Look through the data below and return each line where "JSON" appears.

[Opening Data in this exercise section]

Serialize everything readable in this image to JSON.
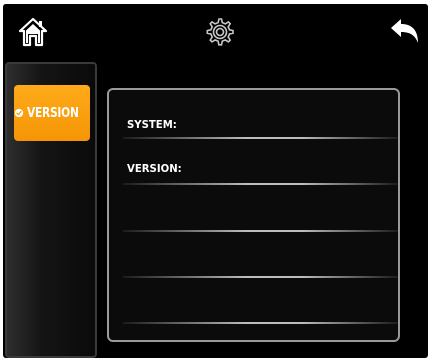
{
  "topbar": {
    "home_icon": "home-icon",
    "settings_icon": "gear-icon",
    "back_icon": "back-arrow-icon"
  },
  "sidebar": {
    "items": [
      {
        "label": "VERSION",
        "icon": "check-badge-icon",
        "selected": true
      }
    ]
  },
  "panel": {
    "rows": [
      {
        "label": "SYSTEM:",
        "value": ""
      },
      {
        "label": "VERSION:",
        "value": ""
      }
    ]
  },
  "colors": {
    "accent": "#f59e0b",
    "background": "#000000",
    "panel_border": "#9a9a9a",
    "text": "#ffffff"
  }
}
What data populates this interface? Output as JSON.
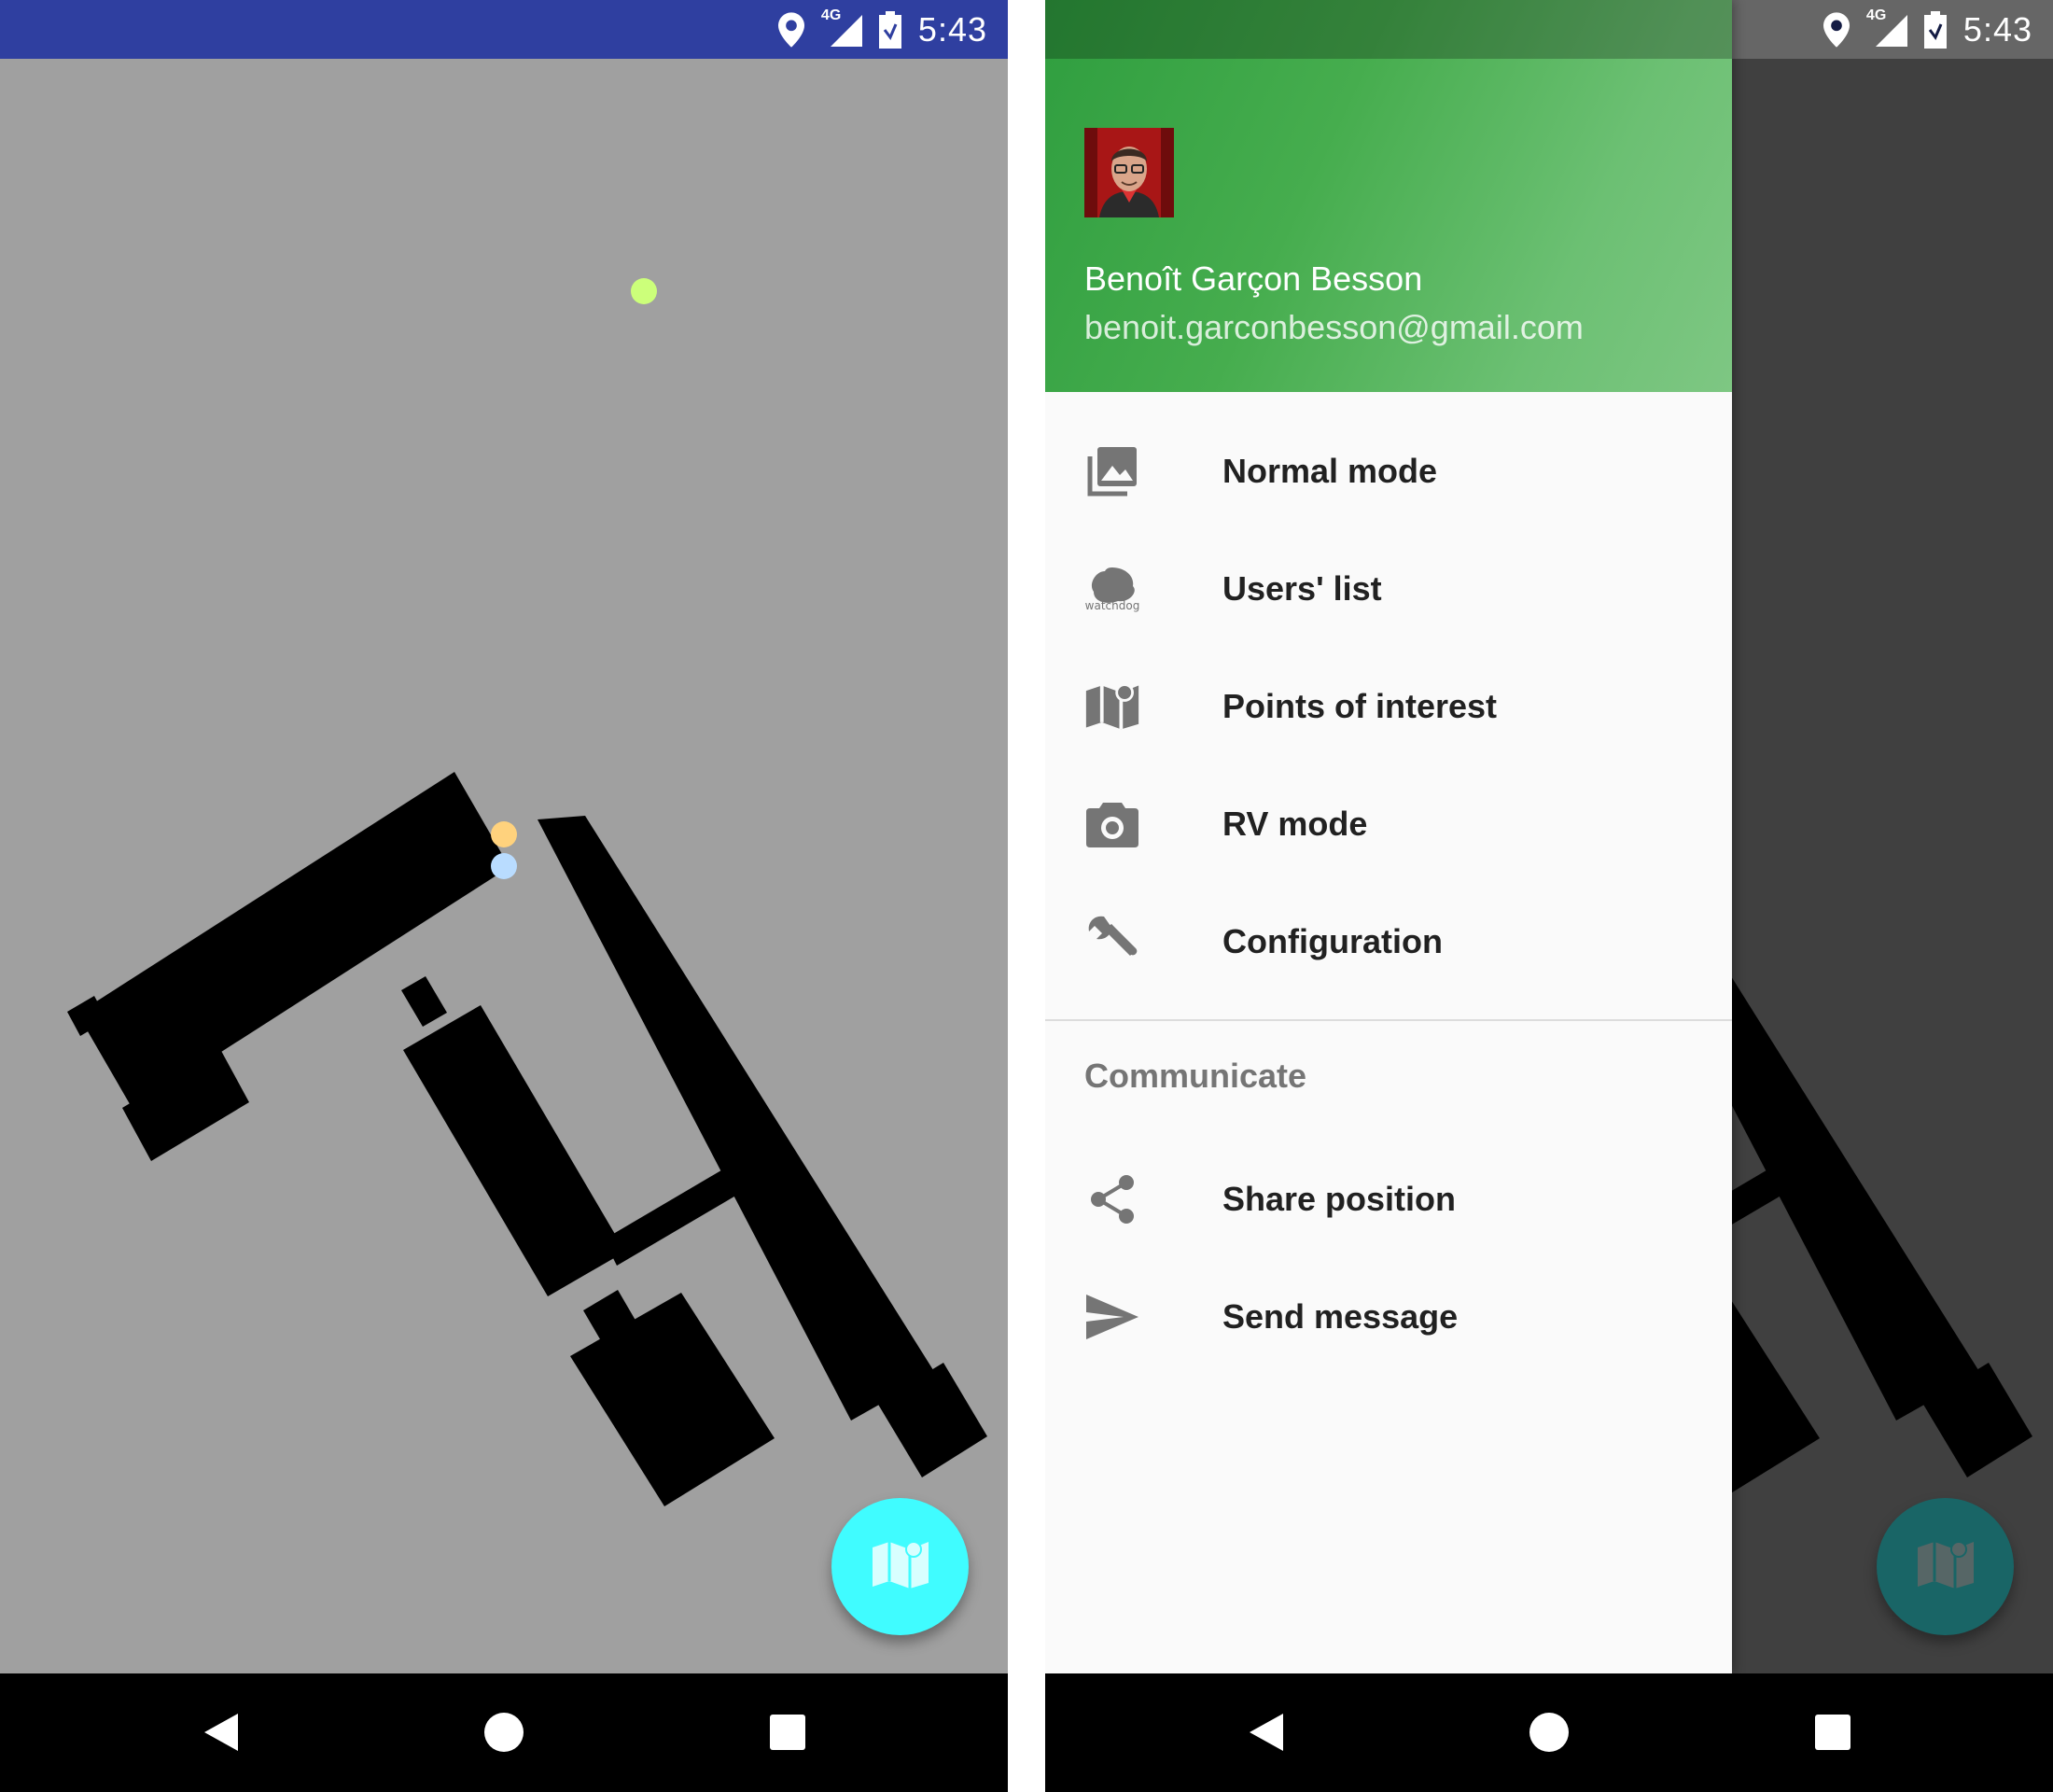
{
  "status_bar": {
    "time": "5:43",
    "network": "4G"
  },
  "colors": {
    "status_bar_left": "#2f3fa0",
    "status_bar_right": "#141c44",
    "map_bg": "#a0a0a0",
    "fab": "#40fcff",
    "header_green": "#4caf50"
  },
  "map": {
    "markers": [
      {
        "name": "green-marker",
        "color": "#ccff7a"
      },
      {
        "name": "orange-marker",
        "color": "#ffd27d"
      },
      {
        "name": "blue-marker",
        "color": "#b9dcff"
      }
    ]
  },
  "fab": {
    "icon": "map-pin-icon"
  },
  "navigation_bar": {
    "buttons": [
      "back",
      "home",
      "recents"
    ]
  },
  "drawer": {
    "user_name": "Benoît Garçon Besson",
    "user_email": "benoit.garconbesson@gmail.com",
    "items": [
      {
        "label": "Normal mode",
        "icon": "photo-library-icon"
      },
      {
        "label": "Users' list",
        "icon": "watchdog-logo-icon",
        "logo_text": "watchdog"
      },
      {
        "label": "Points of interest",
        "icon": "map-pin-icon"
      },
      {
        "label": "RV mode",
        "icon": "camera-icon"
      },
      {
        "label": "Configuration",
        "icon": "wrench-icon"
      }
    ],
    "section_title": "Communicate",
    "communicate_items": [
      {
        "label": "Share position",
        "icon": "share-icon"
      },
      {
        "label": "Send message",
        "icon": "send-icon"
      }
    ]
  }
}
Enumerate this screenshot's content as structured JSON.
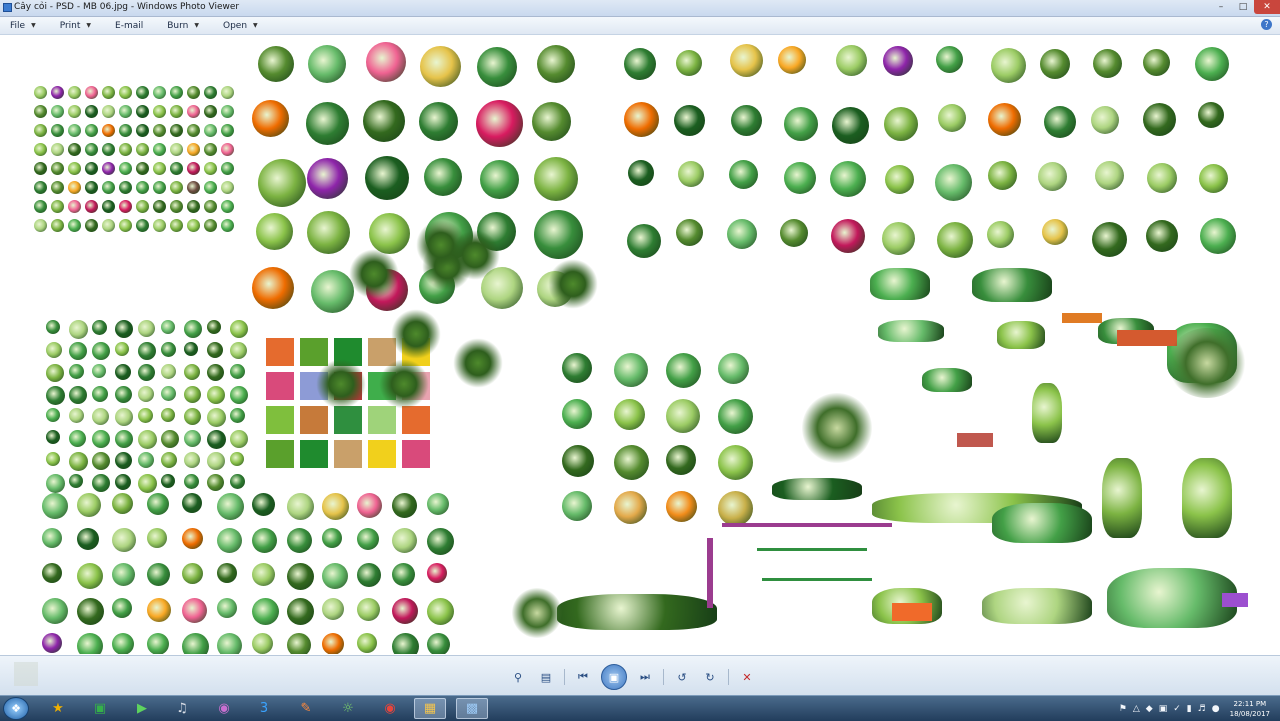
{
  "window": {
    "title": "Cây cỏi - PSD - MB 06.jpg - Windows Photo Viewer",
    "minimize_icon": "minimize-icon",
    "maximize_icon": "maximize-icon",
    "close_icon": "close-icon"
  },
  "menu": {
    "items": [
      {
        "label": "File",
        "icon": "chevron-down-icon"
      },
      {
        "label": "Print",
        "icon": "chevron-down-icon"
      },
      {
        "label": "E-mail",
        "icon": ""
      },
      {
        "label": "Burn",
        "icon": "chevron-down-icon"
      },
      {
        "label": "Open",
        "icon": "chevron-down-icon"
      }
    ],
    "help_icon": "help-icon"
  },
  "controls": {
    "zoom_icon": "zoom-icon",
    "fit_icon": "actual-size-icon",
    "prev_icon": "previous-icon",
    "slideshow_icon": "slideshow-icon",
    "next_icon": "next-icon",
    "rotate_ccw_icon": "rotate-counterclockwise-icon",
    "rotate_cw_icon": "rotate-clockwise-icon",
    "delete_icon": "delete-icon"
  },
  "taskbar": {
    "apps": [
      "explorer-icon",
      "photoshop-icon",
      "excel-icon",
      "camtasia-icon",
      "itunes-icon",
      "media-icon",
      "skype-icon",
      "paint-icon",
      "browser-icon",
      "chrome-icon",
      "folder-icon",
      "photo-viewer-icon"
    ],
    "clock_time": "22:11 PM",
    "clock_date": "18/08/2017"
  },
  "colors": {
    "accent": "#3f78c2",
    "taskbar": "#223d5c",
    "close": "#c9463d"
  }
}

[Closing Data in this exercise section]

§ **Solution to the exercise**:
Serialize everything readable in this image to JSON.
What data populates this interface? Output as JSON.
Enumerate this screenshot's content as structured JSON.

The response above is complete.